Frank Iero And The Patience
Vagrant / Cooking Vinyl
Frank Iero has, in many ways, been the most prolific of My Chemical Romance‘s former members. Releasing Stomachaches in 2014 (under the name Frnkiero andthe Cellebration), the album crackled with a sense of unrestrained abandon. What that album lacked, though, was a sense of focus. His second solo record, Parachutes – now under the guise of Frank Iero And The Patience – finds him completing the transformation that Stomachaches spun with a renewed sense of precision. Culminating into a heavier, more confident record, Iero transcends his insecurities to spawn twelve tracks more akin to weapons, which kick you right in the head before strapping you in on the feels train.

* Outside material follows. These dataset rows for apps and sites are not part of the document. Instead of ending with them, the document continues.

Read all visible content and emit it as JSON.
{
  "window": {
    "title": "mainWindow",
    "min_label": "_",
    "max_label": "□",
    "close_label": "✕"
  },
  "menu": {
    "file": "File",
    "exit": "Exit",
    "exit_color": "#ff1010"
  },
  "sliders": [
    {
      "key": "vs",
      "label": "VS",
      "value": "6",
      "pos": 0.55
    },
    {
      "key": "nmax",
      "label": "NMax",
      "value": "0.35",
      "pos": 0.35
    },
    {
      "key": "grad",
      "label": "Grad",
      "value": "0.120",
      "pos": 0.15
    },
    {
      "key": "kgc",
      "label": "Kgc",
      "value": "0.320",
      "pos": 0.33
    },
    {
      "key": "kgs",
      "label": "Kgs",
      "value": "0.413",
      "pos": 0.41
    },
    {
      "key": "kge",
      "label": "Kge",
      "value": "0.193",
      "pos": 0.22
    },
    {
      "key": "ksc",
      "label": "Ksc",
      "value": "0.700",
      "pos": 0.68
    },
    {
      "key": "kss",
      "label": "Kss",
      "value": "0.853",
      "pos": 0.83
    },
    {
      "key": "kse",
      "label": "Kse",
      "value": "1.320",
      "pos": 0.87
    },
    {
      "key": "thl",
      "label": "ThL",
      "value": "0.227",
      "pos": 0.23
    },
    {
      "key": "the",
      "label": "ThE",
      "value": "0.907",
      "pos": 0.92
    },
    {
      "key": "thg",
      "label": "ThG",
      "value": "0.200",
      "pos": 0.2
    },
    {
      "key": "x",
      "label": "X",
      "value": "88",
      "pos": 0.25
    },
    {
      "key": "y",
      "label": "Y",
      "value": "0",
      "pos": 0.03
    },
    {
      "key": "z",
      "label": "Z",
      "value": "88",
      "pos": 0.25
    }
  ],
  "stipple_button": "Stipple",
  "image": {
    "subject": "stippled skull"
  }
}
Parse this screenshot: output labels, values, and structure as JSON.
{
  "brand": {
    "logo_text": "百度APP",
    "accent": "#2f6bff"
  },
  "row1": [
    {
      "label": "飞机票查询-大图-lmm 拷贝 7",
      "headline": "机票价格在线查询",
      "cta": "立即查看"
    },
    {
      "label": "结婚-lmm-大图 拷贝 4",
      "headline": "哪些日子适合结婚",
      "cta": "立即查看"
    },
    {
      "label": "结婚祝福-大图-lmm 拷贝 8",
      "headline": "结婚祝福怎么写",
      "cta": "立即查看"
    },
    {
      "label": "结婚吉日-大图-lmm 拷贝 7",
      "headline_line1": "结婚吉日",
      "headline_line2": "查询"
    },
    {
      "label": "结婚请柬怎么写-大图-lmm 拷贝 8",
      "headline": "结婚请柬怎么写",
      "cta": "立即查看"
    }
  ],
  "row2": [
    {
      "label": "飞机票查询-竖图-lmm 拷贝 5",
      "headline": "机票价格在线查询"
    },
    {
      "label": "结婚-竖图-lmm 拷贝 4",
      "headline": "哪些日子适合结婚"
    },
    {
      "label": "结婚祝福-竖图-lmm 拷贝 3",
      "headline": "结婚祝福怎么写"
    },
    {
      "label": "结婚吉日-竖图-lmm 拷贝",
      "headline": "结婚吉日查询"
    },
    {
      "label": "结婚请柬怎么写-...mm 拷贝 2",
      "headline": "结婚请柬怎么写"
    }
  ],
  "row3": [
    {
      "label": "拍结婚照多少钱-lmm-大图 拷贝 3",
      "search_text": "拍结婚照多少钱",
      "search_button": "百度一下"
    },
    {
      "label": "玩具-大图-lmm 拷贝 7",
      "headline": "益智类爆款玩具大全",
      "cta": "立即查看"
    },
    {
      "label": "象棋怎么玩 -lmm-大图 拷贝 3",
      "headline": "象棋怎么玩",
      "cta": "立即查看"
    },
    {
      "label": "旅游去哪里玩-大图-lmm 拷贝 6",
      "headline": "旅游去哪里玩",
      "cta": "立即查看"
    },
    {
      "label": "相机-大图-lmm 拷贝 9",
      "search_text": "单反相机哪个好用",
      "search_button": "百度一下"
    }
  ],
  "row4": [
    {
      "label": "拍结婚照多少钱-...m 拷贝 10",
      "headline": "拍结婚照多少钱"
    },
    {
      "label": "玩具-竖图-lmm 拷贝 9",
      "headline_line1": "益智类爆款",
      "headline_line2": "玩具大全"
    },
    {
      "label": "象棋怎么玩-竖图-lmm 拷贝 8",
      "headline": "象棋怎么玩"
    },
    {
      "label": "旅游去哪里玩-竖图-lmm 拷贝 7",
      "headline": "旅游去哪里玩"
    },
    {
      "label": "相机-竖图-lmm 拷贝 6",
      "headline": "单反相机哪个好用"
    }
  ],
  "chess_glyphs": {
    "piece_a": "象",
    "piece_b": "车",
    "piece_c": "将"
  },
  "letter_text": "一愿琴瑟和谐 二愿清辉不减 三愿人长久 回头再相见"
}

We begin with the aptly-titled “World Destroyer” – this song is a perfect encapsulation of the new direction Iero has taken, as it hurls you down into a sea of emotional vocal gymnastics, veering from impassioned singing to unhinged screams over heavy, throttling guitars straight from the void of punk’s dark, seedy underbelly. Songs such as “I’m A Mess”, “They Wanted Darkness” and “I’ll Let You Down” brim with passionate tunefulness alongside their heavier moments, adding dynamic layers to the album as a whole; Iero knowing exactly when to take his foot off the pedal and let the songs breathe, like a true master of his craft.
He also knows when to hit the gas hard, such as on standout track “Dear Percocet, I Don’t Think We Should See Each Other Anymore”, which sees Iero channel his inner-Bruce Springsteen… If Springsteen downed a case of Red Bull on the regular and joined a punk band. It’s two hard fucking minutes begging you to throw your television out a window and cry in the rain. Another standout track, “Oceans”, features a chorus more addictive than vodka-infused gummy bears: it sucks you in and doesn’t let you go until the final note, wringing emotion from your body like a priest performing an exorcism.
Album closer “9-6-15” brings Parachutes full circle, as the tender guitar restraint in the first few minutes lulls you into a false sense of security, before breaking your teeth against the bricks of Iero’s uncontrollable, emotional vulnerability. Simply put, he screams like a man possessed as the final notes ring out and the record ends. Parachutes is Iero at his confident best. There are no weak moments, with each song adding to the overall experience by building on what came before it. And, with that, he can finally shirk whatever remnants lie behind of his former past. Blare it loud in your car as you speed down the highway, hating your life like you just saw an episode of The Voice.
Hell, it fucking demands it.